health-care tax on Wal-Mart. Democratic legislators then passed three
election-related bills and again mustered the necessary three-fifths
votes to overturn his vetoes. Together the election laws would so
weaken safeguards against voter fraud as to make Maryland the nation's
prime example of Election Day irresponsibility.
On the 7pm hour of CNN's The Situation Room, Jack Cafferty who anchors the segment "The Cafferty File" said that President Bush used the "fear" card to get elected to a second term in office. Cafferty also implied that the War in Iraq is not apart of the War on Terror when he compared the Iraq war as being "advertised" apart of the latter. Cafferty also mocked the "fight them [terrorists] over there so we don't have to fight them over here" line.
JACK CAFFERTY: Since 9/11, the priority number one has been to protect this country from another terrorist attack. President Bush rode our fear of that very thing to a second term in office. The War in Iraq is advertised as part of the War on Terror. A half a trillion dollars and 2300 dead Americans soldiers, so that we can quote "fight them over there so we don't have to fight them over here". But what about over here?
In an attempt to keep the New York Times-imposed NSA kerfluffle on somebody's radar screen, a rehash of the situation ran today in the paper's Washington section. The lede is particularly interesting, since it gets it wrong right out of the gate:
After two months of insisting that President Bush did not need court approval to authorize the wiretapping of calls between the United States and suspected terrorists abroad, the administration is trying to resist pressure for judicial review while pushing for retroactive Congressional approval of the program.

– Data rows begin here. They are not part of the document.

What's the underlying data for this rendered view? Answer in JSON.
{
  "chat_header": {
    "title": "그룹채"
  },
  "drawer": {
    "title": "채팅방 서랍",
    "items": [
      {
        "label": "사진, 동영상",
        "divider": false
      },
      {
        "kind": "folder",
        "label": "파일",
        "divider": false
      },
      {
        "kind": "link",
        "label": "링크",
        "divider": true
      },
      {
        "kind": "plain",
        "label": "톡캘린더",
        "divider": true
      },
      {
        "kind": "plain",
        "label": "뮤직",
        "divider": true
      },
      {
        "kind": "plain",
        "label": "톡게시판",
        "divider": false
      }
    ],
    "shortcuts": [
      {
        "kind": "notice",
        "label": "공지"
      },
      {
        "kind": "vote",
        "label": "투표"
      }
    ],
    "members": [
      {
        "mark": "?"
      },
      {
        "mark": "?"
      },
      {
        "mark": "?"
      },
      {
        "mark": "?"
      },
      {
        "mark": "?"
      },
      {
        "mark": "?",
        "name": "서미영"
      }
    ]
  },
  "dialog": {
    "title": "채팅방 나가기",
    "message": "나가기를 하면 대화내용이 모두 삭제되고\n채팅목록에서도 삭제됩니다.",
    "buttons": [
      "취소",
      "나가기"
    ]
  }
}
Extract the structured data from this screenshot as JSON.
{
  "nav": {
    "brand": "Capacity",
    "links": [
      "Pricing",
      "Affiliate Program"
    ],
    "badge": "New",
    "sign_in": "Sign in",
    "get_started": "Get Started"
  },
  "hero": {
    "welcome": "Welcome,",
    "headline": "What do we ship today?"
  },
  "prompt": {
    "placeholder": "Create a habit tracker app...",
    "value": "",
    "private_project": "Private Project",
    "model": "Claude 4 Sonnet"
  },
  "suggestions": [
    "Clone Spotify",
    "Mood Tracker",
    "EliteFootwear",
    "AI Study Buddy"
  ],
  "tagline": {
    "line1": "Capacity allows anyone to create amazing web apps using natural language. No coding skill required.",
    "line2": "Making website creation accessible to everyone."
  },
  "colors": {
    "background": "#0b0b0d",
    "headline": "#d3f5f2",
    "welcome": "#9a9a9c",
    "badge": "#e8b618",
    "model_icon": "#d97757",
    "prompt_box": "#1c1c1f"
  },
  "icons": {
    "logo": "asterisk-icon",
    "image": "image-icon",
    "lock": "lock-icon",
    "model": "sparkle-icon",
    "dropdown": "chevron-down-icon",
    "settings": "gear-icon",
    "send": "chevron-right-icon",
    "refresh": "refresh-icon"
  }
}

Well, that certainly is news to everyone. The Presidency has never been required to obtain court orders to wiretap those communicating out of or into the country. I don't know what legal standard the New York Times thinks it is citing here (none is cited in the article), but the argument the paper was trying to make about two weeks ago was that he needed court orders to monitor domestic-to-domestic communications. Nobody, including the President, has disputed that. So exactly what premise is the lede attempting to set up? That the President has to get Congressional oversight (despite breifing the Senate Intel Committee dozens upon dozens of times since 9-11-01) to excercise the executive branch's Constitutionally granted authority to monitor international communications with terrorists?